This is seen specifically in woolen clothes, due to the structure of woolen fibers. To understand, you would need a strand of hair for reference. It’s okay… your own will do! Now, feel the texture of the hair from its root to its tip. Feels smooth, right? Now move in the opposite direction…. not so smooth anymore, is it? This is because your hair seems to have scales on it.
Wool suffers from the same anatomical hiccup. If you look at a wool fiber under an electron microscope, you’ll notice plenty of tiny scales running all across the length of it.
When wool is exposed to the heated watery frenzy of the washing machine, the scales expand, letting water get between them. The scales, now wet and slippery, slide towards the root, similar to the way a radio antenna collapses. Therefore, it’s not incorrect to say that laundry can potentially shrink even the length of the individual woolen fibers in your favorite sweater!
While the previous two kinds of shrinkage are a result of the heat generated in the laundry process, this type of shrinkage occurs due to the mechanical strain put on the clothes. Clothes in the washing machine quite literally get beaten up until they’re totally clean. This beating process curls the fibers up in their natural tangled state.

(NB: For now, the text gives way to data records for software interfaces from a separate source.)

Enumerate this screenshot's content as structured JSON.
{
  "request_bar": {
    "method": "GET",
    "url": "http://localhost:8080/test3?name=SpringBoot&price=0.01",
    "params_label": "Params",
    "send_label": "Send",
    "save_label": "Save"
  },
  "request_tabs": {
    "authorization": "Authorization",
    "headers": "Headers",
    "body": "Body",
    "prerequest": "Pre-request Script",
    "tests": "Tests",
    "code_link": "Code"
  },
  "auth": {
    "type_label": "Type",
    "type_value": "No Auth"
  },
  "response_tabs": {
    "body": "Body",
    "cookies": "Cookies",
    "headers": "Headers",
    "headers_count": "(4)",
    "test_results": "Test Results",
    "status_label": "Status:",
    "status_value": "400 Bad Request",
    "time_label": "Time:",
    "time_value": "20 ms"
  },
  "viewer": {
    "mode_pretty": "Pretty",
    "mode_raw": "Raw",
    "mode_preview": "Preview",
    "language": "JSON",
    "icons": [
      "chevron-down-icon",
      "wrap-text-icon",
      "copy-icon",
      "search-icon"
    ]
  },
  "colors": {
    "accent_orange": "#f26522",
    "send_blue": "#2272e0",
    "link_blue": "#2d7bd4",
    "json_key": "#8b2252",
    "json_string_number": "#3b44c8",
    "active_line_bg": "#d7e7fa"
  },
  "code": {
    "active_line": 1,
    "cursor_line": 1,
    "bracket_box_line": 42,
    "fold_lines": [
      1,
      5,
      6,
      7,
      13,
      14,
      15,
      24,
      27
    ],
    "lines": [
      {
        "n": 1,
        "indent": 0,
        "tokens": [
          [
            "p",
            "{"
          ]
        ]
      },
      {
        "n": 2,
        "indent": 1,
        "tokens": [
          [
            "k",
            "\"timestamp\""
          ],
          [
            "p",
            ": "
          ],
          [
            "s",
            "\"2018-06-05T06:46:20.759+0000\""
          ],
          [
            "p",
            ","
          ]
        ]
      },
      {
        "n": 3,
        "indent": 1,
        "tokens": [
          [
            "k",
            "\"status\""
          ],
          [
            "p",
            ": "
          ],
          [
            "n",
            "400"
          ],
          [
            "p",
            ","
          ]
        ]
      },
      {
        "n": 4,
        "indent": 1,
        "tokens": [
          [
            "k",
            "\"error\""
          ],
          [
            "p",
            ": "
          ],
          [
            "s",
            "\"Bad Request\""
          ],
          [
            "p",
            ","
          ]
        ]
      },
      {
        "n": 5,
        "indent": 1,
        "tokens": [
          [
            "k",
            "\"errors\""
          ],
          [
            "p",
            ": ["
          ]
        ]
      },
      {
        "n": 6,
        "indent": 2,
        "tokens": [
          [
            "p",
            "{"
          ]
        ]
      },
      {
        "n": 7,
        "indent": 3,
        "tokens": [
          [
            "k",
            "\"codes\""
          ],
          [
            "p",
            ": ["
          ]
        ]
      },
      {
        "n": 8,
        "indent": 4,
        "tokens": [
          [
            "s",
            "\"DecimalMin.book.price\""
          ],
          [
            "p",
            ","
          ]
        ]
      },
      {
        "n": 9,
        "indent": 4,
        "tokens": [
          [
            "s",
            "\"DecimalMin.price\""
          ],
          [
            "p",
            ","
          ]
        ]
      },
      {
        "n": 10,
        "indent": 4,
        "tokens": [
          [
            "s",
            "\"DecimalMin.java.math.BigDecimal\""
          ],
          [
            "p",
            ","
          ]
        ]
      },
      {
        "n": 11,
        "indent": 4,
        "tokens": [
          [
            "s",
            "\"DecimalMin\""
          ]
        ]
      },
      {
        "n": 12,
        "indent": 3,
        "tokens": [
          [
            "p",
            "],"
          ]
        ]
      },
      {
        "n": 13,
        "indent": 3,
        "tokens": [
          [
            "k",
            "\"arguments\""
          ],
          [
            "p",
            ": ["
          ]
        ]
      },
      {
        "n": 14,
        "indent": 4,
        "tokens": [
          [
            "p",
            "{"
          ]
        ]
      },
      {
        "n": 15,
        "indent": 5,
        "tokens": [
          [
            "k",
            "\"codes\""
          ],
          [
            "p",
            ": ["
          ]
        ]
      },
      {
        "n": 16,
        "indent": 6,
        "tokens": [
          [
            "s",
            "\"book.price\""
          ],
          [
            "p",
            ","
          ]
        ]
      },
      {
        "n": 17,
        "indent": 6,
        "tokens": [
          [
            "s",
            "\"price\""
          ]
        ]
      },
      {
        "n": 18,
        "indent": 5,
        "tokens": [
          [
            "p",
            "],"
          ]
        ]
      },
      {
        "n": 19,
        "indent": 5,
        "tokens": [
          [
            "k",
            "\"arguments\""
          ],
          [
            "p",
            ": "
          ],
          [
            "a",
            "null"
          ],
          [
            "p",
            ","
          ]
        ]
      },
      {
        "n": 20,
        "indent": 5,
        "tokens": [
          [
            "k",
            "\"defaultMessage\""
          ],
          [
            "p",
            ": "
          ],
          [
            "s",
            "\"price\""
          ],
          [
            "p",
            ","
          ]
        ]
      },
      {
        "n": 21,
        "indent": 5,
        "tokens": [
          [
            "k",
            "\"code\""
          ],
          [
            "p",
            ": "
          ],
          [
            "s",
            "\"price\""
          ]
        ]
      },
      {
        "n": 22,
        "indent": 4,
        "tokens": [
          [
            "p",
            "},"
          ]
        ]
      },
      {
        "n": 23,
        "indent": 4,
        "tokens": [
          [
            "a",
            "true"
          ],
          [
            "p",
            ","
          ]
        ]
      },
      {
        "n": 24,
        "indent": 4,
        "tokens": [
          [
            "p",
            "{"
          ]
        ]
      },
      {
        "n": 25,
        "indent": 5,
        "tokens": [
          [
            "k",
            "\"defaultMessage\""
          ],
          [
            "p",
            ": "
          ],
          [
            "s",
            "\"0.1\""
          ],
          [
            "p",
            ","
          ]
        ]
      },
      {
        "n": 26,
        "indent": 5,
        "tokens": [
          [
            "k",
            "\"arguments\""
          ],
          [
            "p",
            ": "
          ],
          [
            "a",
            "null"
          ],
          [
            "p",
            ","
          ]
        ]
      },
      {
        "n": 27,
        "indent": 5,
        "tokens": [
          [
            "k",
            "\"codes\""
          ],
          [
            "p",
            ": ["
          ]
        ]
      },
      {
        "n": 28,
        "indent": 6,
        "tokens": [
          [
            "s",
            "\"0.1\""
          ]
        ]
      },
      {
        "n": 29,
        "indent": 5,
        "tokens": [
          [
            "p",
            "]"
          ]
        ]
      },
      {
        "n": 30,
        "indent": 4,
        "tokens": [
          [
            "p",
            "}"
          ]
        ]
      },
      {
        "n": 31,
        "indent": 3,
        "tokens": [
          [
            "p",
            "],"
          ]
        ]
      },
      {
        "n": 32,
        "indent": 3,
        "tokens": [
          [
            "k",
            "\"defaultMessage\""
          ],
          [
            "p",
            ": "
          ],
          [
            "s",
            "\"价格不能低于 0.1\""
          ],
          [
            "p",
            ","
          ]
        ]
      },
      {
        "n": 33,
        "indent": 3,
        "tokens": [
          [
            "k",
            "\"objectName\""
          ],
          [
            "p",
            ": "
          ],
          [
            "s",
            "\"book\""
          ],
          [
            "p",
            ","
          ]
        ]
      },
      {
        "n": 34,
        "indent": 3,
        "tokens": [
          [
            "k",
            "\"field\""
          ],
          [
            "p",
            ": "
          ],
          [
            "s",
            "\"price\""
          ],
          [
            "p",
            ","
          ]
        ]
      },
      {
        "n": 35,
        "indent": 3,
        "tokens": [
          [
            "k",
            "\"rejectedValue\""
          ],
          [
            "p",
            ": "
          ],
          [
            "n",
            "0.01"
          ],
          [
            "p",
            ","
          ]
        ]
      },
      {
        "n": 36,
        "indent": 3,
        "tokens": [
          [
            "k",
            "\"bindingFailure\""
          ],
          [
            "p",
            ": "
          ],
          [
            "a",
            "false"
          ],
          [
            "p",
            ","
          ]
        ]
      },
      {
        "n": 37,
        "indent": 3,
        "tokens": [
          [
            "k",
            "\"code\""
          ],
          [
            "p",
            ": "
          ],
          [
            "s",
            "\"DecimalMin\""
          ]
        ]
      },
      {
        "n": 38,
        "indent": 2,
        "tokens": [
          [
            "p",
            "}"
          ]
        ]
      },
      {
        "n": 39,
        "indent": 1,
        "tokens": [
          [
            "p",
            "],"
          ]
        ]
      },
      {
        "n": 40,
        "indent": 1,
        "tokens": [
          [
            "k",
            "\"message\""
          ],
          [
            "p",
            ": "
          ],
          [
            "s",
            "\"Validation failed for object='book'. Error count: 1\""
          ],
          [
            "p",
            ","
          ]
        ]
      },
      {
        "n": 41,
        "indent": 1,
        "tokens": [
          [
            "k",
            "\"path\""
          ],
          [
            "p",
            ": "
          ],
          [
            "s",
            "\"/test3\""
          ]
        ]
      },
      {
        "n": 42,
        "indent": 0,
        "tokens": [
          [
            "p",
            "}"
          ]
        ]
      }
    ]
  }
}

Of course, the amount of shrinkage differs from one natural fiber to another. Researchers have also found that the structure of the fabric plays a role in shrinkage. For example, cotton is used in the manufacturing of both denim and gingham, but denim is extremely tightly woven, which is why there is no room for the fibers to shrink. In gingham, however, there is plenty of room. Shrinkage therefore affects gingham clothes more noticeably. Woolen clothes are even more loosely woven, making them much more susceptible to shrinkage than any cotton fabric.
Another factor that plays a role in shrinkage is the moisture content of the fabric. In cotton, this is about 5 percent, while in wool, it is 17 percent. When a cloth is over-dried, it loses this moisture, thereby shrinking slightly. Wool, again, draws the short straw here, as it has far more moisture to lose than cotton.
Clothes, as you can see, go through the struggles of laundry cleaning after every use. For this very reason, manufacturers, taking inspiration from the methods once used by Nazi scientists, make clothes with strands of plastic spun in with the natural fibers. This automatically gives the fibers too little space to shrink effectively.
However, that is not enough to battle shrinkage. It is the consumer, in the end, who must deal with this problem. Remember… manufacturers put tags on your clothes for a reason. They know their products best and understand its structure better than your annoying, meddling neighbor who insists on weird solutions to prevent your clothes from shrinking. In other words, if you want to avoid shrinkage, just remember to follow the instructions!